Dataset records
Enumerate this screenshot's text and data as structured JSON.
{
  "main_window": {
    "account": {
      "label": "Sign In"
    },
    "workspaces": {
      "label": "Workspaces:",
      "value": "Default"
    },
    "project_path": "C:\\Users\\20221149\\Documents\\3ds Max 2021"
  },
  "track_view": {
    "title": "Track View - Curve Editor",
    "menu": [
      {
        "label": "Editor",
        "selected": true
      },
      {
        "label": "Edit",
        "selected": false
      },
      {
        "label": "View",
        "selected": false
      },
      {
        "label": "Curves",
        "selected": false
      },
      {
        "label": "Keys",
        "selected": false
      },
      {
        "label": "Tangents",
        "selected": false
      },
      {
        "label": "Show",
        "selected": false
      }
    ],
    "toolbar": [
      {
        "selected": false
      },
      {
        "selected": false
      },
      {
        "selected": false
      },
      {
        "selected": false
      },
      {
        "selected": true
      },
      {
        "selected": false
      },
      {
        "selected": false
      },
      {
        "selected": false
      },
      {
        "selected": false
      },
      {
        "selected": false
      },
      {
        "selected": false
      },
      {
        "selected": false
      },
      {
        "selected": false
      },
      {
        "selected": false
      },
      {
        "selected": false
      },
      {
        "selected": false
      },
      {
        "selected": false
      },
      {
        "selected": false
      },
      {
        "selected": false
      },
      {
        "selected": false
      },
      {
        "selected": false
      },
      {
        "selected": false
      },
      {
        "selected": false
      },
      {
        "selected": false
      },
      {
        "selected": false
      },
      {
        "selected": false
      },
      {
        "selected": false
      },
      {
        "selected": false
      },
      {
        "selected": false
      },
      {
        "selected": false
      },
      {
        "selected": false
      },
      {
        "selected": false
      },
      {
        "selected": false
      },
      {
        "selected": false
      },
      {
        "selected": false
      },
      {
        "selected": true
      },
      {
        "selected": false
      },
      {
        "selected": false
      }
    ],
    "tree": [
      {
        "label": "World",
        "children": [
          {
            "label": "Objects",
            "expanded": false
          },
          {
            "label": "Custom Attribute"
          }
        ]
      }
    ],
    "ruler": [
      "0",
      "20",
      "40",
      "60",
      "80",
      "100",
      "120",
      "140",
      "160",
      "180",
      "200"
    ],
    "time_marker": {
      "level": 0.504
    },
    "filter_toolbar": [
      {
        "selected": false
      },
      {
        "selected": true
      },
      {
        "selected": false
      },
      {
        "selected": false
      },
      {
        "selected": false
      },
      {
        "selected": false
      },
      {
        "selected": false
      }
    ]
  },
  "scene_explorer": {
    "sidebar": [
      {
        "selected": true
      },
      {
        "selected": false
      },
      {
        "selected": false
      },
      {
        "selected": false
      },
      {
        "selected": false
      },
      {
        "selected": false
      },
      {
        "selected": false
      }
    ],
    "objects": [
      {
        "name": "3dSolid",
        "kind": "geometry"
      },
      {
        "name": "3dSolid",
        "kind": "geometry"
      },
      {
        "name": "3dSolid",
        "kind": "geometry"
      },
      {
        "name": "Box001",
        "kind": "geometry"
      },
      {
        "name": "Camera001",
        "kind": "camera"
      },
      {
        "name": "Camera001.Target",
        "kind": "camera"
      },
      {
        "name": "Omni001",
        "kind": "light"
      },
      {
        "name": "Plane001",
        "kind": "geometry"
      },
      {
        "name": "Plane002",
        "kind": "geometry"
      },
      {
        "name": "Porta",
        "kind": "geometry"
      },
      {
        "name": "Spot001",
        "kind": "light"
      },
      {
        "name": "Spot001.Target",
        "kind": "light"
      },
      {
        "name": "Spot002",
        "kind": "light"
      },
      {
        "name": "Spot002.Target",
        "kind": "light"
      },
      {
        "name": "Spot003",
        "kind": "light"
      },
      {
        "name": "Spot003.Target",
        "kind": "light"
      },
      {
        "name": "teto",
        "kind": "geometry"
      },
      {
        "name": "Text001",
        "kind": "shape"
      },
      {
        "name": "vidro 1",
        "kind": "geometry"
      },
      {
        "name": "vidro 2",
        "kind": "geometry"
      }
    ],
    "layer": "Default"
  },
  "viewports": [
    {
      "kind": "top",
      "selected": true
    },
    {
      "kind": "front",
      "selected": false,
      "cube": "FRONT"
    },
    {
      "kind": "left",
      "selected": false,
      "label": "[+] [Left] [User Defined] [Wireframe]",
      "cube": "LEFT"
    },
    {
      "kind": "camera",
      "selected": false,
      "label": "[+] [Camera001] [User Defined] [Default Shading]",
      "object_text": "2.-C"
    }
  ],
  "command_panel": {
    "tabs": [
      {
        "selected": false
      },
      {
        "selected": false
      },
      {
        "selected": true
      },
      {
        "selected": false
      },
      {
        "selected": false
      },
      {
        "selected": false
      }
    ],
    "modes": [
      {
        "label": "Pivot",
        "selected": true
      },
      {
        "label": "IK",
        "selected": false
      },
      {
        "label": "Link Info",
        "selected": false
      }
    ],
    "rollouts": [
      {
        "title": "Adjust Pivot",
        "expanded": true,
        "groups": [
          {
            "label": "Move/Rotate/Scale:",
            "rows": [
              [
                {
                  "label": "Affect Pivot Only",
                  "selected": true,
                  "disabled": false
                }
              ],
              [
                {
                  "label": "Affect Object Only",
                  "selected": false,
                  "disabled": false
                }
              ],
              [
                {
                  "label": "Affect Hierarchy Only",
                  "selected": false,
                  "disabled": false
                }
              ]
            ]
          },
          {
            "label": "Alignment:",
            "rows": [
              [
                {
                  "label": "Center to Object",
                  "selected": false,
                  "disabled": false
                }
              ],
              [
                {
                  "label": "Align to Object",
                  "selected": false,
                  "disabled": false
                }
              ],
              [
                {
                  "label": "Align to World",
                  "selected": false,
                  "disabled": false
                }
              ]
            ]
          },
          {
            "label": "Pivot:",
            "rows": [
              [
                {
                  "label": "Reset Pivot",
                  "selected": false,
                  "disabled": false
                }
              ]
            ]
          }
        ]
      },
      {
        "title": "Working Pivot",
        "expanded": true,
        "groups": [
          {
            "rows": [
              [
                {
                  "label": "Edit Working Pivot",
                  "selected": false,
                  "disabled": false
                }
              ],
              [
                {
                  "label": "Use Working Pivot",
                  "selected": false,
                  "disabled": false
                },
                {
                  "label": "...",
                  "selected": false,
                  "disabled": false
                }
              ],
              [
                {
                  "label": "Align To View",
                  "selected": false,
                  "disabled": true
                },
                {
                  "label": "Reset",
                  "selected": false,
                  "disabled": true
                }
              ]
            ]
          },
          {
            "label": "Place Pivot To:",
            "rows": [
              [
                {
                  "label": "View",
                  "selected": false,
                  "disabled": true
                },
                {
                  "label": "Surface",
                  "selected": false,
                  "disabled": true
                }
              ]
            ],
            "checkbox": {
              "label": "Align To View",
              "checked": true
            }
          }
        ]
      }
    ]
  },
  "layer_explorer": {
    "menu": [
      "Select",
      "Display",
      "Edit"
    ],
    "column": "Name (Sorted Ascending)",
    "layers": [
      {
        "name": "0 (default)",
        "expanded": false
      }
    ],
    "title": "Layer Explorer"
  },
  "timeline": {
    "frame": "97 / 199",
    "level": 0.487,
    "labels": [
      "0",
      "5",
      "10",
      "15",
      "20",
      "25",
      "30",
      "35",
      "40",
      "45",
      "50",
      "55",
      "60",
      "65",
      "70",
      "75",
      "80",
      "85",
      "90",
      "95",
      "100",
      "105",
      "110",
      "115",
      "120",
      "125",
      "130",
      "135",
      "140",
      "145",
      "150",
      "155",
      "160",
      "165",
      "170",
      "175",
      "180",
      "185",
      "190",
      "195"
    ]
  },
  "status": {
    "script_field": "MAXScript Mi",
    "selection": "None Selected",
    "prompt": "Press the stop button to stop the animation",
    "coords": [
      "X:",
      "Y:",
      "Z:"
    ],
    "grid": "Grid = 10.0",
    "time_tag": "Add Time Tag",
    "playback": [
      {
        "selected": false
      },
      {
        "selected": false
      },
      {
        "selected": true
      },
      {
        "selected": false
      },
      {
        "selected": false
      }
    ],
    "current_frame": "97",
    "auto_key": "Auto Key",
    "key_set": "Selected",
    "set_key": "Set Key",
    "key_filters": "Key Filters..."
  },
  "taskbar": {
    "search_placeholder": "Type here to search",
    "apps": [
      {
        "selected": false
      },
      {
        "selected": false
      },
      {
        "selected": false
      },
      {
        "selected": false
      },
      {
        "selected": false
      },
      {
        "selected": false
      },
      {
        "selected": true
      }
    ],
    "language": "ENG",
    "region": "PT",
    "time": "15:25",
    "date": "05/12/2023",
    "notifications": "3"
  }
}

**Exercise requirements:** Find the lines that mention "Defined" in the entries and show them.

**Task response:**
      "label": "[+] [Left] [User Defined] [Wireframe]",
      "label": "[+] [Camera001] [User Defined] [Default Shading]",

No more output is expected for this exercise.